By Matthew Jaffe
Photo by Zane Maxwell

There’s nothing in American politics quite like the Iowa caucuses, and in order to fully understand it, you have to experience it first-hand.”
—Steve Edwards
Executive director of the Institute of Politics

As the political world descended on Iowa last week for the start of the 2016 presidential primaries, 24 UChicago undergraduates traveled with the Institute of Politics to Des Moines to be at the center of it all..

“Now it’s so real,” said second-year Baxter Stein. “You’re right there. You can see the people. You can see the passion. It gives you a different perspective on the whole race.”

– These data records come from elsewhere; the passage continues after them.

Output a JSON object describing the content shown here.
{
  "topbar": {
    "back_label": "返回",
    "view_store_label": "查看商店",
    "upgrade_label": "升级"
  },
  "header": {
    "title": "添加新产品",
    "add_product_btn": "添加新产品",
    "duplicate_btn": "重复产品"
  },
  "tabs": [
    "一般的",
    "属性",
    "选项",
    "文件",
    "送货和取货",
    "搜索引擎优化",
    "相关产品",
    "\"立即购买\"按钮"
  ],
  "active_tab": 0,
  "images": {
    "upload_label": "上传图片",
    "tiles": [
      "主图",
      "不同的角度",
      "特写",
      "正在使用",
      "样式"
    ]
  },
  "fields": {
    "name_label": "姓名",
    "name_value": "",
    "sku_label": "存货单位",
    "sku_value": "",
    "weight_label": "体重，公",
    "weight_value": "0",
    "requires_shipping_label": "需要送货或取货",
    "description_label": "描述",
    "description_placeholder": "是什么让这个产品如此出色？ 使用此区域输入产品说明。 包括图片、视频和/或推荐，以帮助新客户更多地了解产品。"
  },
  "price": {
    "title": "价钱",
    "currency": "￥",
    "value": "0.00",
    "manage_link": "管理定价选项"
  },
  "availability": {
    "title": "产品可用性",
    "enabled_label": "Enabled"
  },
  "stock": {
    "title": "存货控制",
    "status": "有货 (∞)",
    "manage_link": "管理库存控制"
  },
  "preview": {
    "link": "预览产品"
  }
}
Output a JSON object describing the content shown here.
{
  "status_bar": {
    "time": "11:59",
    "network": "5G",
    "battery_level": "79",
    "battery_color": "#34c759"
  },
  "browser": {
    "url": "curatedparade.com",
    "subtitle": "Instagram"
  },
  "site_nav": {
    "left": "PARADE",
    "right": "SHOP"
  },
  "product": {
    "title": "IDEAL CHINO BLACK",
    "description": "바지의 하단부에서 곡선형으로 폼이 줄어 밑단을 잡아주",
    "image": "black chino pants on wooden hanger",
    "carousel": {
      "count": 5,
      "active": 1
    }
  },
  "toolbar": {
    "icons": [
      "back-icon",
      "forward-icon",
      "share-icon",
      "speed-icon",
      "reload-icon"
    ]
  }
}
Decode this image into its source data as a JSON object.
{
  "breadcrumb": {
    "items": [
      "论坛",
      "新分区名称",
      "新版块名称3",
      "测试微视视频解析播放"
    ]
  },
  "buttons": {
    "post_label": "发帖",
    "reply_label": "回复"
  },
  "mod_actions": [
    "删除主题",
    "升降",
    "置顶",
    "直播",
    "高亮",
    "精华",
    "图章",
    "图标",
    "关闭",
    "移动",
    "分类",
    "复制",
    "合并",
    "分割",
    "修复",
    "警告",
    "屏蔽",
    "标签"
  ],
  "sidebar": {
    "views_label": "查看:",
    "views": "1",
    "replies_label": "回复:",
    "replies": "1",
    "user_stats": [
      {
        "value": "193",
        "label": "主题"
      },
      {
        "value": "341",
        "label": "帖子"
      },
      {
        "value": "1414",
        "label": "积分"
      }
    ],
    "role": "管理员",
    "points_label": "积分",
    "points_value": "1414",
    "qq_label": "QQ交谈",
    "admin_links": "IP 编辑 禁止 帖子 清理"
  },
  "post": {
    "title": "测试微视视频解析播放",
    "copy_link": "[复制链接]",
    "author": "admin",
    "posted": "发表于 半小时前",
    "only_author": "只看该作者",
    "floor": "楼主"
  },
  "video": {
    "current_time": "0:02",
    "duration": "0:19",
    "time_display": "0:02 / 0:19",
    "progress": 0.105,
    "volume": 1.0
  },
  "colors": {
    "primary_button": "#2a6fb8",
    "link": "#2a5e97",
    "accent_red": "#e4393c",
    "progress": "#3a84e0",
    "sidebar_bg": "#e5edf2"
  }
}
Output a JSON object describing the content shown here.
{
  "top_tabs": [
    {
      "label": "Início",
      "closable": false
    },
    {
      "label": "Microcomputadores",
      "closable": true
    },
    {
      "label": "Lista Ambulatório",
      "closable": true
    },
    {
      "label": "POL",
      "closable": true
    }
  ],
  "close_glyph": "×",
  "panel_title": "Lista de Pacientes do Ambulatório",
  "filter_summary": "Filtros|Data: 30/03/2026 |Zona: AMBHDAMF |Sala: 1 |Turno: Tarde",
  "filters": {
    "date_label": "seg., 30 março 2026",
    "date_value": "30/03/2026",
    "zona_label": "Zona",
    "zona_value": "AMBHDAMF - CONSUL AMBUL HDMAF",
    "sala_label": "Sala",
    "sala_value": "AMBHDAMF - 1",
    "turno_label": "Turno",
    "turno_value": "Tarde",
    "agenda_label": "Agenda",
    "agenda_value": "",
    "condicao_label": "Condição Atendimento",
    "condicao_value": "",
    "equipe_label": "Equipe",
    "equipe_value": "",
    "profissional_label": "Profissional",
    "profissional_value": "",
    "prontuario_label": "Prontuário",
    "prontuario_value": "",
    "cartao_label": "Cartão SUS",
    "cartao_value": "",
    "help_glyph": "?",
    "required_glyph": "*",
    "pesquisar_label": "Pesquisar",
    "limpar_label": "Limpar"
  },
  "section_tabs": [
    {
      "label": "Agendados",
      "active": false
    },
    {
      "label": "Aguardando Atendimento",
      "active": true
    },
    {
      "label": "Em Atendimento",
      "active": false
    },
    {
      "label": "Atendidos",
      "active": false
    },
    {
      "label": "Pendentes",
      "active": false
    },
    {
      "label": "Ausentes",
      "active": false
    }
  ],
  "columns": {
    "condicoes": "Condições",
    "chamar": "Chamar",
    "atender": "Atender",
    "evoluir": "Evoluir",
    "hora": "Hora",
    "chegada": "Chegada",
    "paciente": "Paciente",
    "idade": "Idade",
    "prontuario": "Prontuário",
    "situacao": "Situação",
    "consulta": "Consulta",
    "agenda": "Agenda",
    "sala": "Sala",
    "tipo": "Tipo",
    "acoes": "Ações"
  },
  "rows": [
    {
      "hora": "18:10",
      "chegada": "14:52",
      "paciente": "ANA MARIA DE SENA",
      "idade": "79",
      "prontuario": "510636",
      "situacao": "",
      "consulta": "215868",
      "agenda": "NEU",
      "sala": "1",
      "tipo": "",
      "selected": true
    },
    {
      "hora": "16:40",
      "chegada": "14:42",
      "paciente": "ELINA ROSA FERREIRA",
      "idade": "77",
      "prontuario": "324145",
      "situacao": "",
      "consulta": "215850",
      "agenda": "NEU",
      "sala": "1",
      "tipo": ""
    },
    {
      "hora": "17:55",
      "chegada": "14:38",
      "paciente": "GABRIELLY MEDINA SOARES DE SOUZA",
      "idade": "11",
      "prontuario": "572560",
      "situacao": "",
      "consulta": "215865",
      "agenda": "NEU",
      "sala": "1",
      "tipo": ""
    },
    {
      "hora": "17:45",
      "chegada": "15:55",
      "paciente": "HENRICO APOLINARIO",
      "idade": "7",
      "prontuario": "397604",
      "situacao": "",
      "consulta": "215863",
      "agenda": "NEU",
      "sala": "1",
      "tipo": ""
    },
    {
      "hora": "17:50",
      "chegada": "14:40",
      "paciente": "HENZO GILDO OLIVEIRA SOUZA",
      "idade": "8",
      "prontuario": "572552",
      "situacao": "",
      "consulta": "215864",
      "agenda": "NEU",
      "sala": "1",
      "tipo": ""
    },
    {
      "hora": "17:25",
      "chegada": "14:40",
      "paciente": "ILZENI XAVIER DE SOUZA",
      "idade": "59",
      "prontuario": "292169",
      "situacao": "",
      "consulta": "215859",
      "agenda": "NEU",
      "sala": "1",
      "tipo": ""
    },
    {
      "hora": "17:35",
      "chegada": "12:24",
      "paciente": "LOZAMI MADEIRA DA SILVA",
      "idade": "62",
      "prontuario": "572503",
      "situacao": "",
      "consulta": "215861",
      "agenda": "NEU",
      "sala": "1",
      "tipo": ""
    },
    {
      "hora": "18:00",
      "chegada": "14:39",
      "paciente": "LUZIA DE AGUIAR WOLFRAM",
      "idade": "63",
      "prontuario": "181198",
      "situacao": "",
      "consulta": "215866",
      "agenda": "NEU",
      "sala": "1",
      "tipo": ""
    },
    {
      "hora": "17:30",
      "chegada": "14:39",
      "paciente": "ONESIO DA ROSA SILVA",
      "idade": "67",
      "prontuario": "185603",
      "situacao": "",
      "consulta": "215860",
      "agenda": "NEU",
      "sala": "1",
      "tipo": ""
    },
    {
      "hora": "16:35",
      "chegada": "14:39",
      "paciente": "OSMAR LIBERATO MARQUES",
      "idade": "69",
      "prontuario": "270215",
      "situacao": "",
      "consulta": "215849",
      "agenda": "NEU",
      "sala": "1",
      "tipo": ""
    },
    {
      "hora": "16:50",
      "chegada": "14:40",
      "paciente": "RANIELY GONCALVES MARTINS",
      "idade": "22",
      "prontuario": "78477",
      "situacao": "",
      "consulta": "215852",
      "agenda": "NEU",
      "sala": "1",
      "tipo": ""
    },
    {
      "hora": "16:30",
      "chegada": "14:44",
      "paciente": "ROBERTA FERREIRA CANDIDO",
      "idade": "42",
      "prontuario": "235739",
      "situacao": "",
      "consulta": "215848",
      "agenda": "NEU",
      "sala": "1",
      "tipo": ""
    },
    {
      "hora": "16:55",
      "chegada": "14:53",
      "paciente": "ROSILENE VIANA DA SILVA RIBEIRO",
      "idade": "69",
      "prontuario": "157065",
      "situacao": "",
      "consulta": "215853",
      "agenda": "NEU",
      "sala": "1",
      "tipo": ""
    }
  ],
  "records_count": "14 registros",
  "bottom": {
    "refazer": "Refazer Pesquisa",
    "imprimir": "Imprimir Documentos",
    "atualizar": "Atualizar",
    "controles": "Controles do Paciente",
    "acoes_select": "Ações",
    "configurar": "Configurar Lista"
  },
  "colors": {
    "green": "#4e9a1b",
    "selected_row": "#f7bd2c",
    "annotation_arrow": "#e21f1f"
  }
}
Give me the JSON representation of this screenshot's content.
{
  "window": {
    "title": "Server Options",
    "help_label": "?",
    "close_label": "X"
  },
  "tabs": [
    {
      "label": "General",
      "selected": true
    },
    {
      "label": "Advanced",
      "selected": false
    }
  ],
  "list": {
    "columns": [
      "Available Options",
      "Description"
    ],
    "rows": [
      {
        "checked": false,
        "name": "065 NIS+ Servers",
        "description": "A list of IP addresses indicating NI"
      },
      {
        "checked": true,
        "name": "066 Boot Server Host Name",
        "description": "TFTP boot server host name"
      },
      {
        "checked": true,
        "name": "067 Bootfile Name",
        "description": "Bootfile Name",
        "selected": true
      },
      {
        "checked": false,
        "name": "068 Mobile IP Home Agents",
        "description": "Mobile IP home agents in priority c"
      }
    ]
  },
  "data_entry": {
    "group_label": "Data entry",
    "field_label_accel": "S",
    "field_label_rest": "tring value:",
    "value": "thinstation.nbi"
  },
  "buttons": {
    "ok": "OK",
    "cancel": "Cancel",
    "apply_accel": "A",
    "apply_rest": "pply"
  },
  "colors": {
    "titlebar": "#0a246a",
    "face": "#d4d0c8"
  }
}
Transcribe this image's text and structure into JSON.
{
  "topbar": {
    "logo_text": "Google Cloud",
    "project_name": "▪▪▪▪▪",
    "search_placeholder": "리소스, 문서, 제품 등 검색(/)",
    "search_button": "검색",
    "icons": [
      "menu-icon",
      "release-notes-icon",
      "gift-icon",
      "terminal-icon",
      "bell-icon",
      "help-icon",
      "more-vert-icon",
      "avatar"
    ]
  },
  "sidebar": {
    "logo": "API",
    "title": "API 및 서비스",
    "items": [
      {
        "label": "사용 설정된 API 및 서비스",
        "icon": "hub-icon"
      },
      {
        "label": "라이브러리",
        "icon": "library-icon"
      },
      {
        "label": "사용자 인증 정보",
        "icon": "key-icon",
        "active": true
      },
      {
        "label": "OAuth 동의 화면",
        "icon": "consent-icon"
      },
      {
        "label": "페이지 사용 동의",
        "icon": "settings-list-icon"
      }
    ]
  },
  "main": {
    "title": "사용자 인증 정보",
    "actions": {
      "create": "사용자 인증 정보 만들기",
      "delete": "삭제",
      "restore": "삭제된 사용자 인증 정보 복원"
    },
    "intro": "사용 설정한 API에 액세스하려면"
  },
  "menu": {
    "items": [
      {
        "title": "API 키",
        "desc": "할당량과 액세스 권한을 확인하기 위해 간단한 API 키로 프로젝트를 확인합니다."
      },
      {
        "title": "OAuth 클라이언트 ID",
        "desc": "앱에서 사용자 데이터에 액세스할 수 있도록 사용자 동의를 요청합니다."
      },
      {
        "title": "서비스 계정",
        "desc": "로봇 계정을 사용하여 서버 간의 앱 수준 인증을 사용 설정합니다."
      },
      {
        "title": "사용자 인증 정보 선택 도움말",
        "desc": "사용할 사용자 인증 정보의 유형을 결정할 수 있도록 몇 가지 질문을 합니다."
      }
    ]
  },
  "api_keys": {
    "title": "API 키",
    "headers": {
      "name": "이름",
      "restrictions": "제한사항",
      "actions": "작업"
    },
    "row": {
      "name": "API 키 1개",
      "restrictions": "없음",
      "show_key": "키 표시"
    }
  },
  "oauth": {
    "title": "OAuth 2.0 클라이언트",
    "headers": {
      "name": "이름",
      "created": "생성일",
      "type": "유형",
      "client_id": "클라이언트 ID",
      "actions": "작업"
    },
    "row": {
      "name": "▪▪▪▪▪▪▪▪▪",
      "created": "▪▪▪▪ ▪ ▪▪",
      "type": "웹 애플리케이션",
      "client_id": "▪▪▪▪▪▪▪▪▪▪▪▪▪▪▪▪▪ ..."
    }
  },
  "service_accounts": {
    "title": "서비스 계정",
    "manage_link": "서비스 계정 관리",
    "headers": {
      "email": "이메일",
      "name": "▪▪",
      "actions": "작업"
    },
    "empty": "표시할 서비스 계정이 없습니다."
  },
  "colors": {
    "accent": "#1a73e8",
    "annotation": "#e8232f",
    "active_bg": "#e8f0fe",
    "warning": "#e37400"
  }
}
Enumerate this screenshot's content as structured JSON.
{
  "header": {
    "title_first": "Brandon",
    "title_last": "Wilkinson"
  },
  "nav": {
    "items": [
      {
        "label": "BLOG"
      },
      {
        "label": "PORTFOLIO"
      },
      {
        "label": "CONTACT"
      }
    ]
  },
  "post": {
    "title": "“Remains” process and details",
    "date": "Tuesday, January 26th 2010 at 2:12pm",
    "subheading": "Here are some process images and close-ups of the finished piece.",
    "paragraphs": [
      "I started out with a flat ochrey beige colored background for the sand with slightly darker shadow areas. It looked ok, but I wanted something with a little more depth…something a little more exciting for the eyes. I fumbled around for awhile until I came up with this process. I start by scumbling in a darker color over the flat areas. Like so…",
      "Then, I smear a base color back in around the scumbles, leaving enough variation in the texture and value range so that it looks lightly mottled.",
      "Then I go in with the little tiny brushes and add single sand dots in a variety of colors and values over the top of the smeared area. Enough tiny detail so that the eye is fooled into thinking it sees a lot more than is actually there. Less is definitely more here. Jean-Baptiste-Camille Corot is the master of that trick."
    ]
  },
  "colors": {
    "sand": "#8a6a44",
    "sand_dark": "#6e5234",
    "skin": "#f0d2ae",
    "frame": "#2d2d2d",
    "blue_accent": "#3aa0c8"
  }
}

The students’ three-day caucus experience included meetings with Iowa Gov. Terry Branstad and Democratic candidate Martin O’Malley; visits from national journalists, party operatives, and pollsters; experiences at Democratic and Republican caucuses and rallies—and even run-ins with Heidi Cruz and former President Bill Clinton.

“It’s been fantastic to hear what people who are very close to the caucuses have to say about it,” fourth-year Sam Zacher said. “They have insights that I think people around the country don’t think about often—how the Democratic and Republican process differs and why the culture of Iowa makes it a good place to start.”

The trip capped off the Institute of Politics’ Iowa Project, a yearlong program launched in January 2015 to get students directly involved in the Iowa caucuses.

“There’s nothing in American politics quite like the Iowa caucuses, and in order to fully understand it, you have to experience it first-hand,” said Steve Edwards, executive director of the Institute of Politics. “So we created a multi-faceted program that gave our students the opportunity to be directly immersed in Iowa’s unique process.”

Coming full-circle in Iowa

The Iowa Project combined campaign workshops and field trips with summer internships. Program highlights included a weeklong residency with two veteran Iowa strategists who came to the Institute of Politics as Winter Quarter fellows. The Iowa Project students then spent the summer interning in the state, with some doing field work and others working for news outlets, including CNN, FOX News, ABC News, Bloomberg, and the Des Moines Register.

It wasn’t only experienced pros and seasoned politicians who imparted their wisdom. Cristina Ochoa, AB’15, shared her perspective of the Iowa caucuses while working as a news producer for Des Moines’ local ABC TV station.

“Today is an insane day just because there are so many parts. It’s been really neat just being in the muck of it,” said Ochoa, who was one of 18 Iowa Project fellows last year. “Just understanding the importance that Iowa plays in the political process, it’s an interesting discussion and students are really lucky to be here.”

Asya Akca, a second-year political science major, returned to Iowa for the caucuses after spending the summer as an intern at Radio Iowa.

“It honestly feels like I’m home right now,” she noted. “I know all these places. To come here as part of the Iowa Project, this trip completes the package.”

Front-row seat for voting process

One of the highlights was attending a caucus at an East Des Moines middle school. Students learned that on the Republican side, the process is simpler: After speeches from people choosing to speak in support of their preferred candidate, voters simply fill out their ballots, submit them, and move on.

The process is far more complicated for the Democrats: Voters gather in a location, break off into groups for their respective candidates, and are counted, one by one. If one candidate does not meet the 15 percent support threshold, he or she is eliminated and that person’s supporters can be recruited to join a group backing a viable candidate. Then voters are counted again.

The Democratic side was especially interesting because the O’Malley voters weren’t viable, so we saw both the Sanders and the Clinton camps go and try to poach their voters, as well as the undecided voters,” said fourth-year Aneri Amin. “That was a really interesting dynamic to see.”

“It was different interactions like that—where people really showed respect and civility and pride in their process—that was encouraging to me,” added Stein.

After the caucuses, students fanned out across the city to attend a slew of candidate election celebrations, including events for Republican Donald Trump and Democrats Hillary Clinton and Bernie Sanders.

After Sanders finished his speech shortly after 11 p.m., UChicago students went back to their hotel for pizza and a few hours of sleep. The bus to Chicago was leaving before sunrise. A blizzard was on its way, and Iowa would be shutting down.

“The Iowa Project was able to expose all of us to a side of politics that I never really knew about,” Akca said. “To be able to come to Iowa and experience how this process works was truly incredible.”

Originally published on February 8, 2016.